> [Problem description]: Whenever a line in the entries below contains the string "this", copy that line.

> [Records drawn from a dataset]:

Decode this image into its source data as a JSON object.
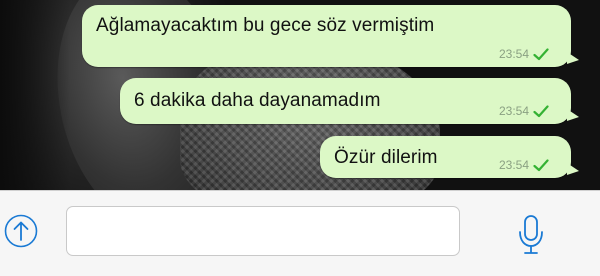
{
  "colors": {
    "bubble": "#dcf8c6",
    "check": "#34b233",
    "accent": "#1a7ad4",
    "input_bar": "#f6f6f6"
  },
  "messages": [
    {
      "text": "Ağlamayacaktım bu gece söz vermiştim",
      "time": "23:54",
      "status": "delivered"
    },
    {
      "text": "6 dakika daha dayanamadım",
      "time": "23:54",
      "status": "delivered"
    },
    {
      "text": "Özür dilerim",
      "time": "23:54",
      "status": "delivered"
    }
  ],
  "composer": {
    "input_value": "",
    "input_placeholder": "",
    "attach_icon": "upload-arrow-circle-icon",
    "mic_icon": "microphone-icon"
  }
}
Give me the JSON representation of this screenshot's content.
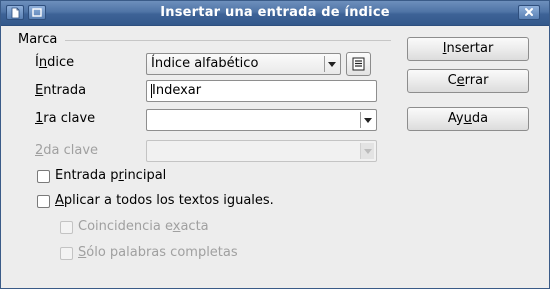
{
  "window": {
    "title": "Insertar una entrada de índice"
  },
  "group": {
    "label": "Marca"
  },
  "form": {
    "index_label_pre": "Í",
    "index_label_mnemonic": "n",
    "index_label_post": "dice",
    "index_value": "Índice alfabético",
    "entry_label_pre": "",
    "entry_label_mnemonic": "E",
    "entry_label_post": "ntrada",
    "entry_value": "Indexar",
    "key1_label_pre": "",
    "key1_label_mnemonic": "1",
    "key1_label_post": "ra clave",
    "key1_value": "",
    "key2_label_pre": "",
    "key2_label_mnemonic": "2",
    "key2_label_post": "da clave",
    "key2_value": ""
  },
  "options": {
    "main_entry_pre": "Entrada p",
    "main_entry_mnemonic": "r",
    "main_entry_post": "incipal",
    "main_entry_checked": false,
    "apply_all_pre": "",
    "apply_all_mnemonic": "A",
    "apply_all_post": "plicar a todos los textos iguales.",
    "apply_all_checked": false,
    "exact_match_pre": "Coincidencia e",
    "exact_match_mnemonic": "x",
    "exact_match_post": "acta",
    "exact_match_checked": false,
    "whole_words_pre": "",
    "whole_words_mnemonic": "S",
    "whole_words_post": "ólo palabras completas",
    "whole_words_checked": false
  },
  "buttons": {
    "insert_pre": "",
    "insert_mnemonic": "I",
    "insert_post": "nsertar",
    "close_pre": "C",
    "close_mnemonic": "e",
    "close_post": "rrar",
    "help_pre": "Ay",
    "help_mnemonic": "u",
    "help_post": "da"
  },
  "icons": {
    "app": "document-icon",
    "restore": "restore-window-icon",
    "close": "close-window-icon",
    "index_dialog": "index-list-icon"
  },
  "colors": {
    "titlebar": "#4f74a6",
    "dialog_bg": "#ededed",
    "disabled_text": "#a0a0a0"
  }
}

> [Solution below]:
Decode this image into its source data as a JSON object.
Give me the JSON representation of this screenshot's content.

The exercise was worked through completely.